Northstar Mining Museum
If you are a hardware buff, this is the museum for you. Indoors and out is a restored and preserved collection of mining paraphanalia from steam engines to picks and shovels. Headframes, skipjacks (20 man!), Pelton Wheels (the biggest pelton wheel ever made, by gum!) and if you don't know what they are, or what they were used for, it's about time you found out.
Water, after traveling miles along canals and aquaducts reached a pipe called a Penstock. The Penstock for this water cannon (called a Monitor) was 14" in diameter and one mile long. By the time the water reached the 14" nozzle it was moving 5,835 gallons per minute. The water shot out with sufficient force to wash away whole mountains of dirt. The water and dirt was washed across riffles in a sluice box (a wooden channel). The heavy gold settled to the bottom because it is heavier than the other sand and gravel. When the monitors fell silent, the miners would clean the sluice box and recover the gold. Unfortunately all the remaining debris was washed into the streams and rivers. Downstream farms, ranches, even towns were covered in mud and silt.
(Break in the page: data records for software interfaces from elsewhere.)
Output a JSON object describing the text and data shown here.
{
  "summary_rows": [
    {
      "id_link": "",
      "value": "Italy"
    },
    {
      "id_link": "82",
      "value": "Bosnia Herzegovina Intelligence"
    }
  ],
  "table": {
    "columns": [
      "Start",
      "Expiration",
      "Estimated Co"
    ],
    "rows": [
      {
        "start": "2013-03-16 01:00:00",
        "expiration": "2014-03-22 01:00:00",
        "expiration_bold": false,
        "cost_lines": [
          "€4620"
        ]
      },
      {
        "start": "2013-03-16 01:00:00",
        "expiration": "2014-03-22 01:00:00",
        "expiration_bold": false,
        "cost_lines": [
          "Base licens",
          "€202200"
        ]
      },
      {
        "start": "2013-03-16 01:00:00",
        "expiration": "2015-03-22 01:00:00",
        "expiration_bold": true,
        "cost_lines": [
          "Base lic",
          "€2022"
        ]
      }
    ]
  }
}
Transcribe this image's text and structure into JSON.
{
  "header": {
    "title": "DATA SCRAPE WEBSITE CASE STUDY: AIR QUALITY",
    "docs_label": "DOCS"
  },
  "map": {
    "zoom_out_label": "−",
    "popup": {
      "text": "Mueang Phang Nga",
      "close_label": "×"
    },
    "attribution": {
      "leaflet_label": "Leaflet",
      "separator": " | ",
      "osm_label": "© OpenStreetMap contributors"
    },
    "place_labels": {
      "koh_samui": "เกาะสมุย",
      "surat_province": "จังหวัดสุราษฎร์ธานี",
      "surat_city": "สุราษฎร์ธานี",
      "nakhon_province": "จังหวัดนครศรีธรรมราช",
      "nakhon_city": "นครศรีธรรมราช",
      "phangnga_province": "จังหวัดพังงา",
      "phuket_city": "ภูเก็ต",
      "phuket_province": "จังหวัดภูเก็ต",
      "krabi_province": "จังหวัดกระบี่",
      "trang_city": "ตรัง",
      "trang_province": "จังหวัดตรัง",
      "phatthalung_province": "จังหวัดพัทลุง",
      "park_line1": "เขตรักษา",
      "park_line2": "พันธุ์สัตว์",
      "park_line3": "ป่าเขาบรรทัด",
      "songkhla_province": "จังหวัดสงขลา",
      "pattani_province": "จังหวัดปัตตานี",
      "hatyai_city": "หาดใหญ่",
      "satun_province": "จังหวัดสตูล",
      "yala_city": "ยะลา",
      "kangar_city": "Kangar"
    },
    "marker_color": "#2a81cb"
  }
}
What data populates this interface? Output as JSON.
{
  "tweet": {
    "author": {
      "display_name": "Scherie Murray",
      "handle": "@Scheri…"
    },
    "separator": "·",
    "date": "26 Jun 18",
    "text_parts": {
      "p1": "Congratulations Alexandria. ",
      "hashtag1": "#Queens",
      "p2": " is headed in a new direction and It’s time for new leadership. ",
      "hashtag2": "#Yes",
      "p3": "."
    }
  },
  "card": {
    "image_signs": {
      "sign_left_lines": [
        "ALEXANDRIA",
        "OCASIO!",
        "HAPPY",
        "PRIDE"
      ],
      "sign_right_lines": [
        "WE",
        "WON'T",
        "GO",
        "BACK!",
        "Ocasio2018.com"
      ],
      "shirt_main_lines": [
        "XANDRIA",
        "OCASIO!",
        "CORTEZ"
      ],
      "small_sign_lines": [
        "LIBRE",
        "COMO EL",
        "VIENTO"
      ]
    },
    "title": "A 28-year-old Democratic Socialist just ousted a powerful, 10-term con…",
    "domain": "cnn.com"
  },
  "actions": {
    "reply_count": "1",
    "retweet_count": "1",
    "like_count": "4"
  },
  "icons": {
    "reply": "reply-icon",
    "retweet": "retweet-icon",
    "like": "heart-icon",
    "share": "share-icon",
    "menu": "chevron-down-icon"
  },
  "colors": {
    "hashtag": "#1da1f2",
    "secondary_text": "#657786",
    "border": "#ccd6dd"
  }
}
This is why hydraulic mining was eventually outlawed.
Ore cars were used in hard rock mining to carry the ore laden rock from deep in the mines. Fans of Indiana Jones, and Scooby Doo might fantasize about riding in these cars, but the miners usually rode in specialty cars called skipjacks, that took them down into the mine each day. These and many other pieces of equipment, photos, memorabilia, and a nice place to picnic overlooking Wolf Creek await you at the North Star Mining Museum in Grass Valley.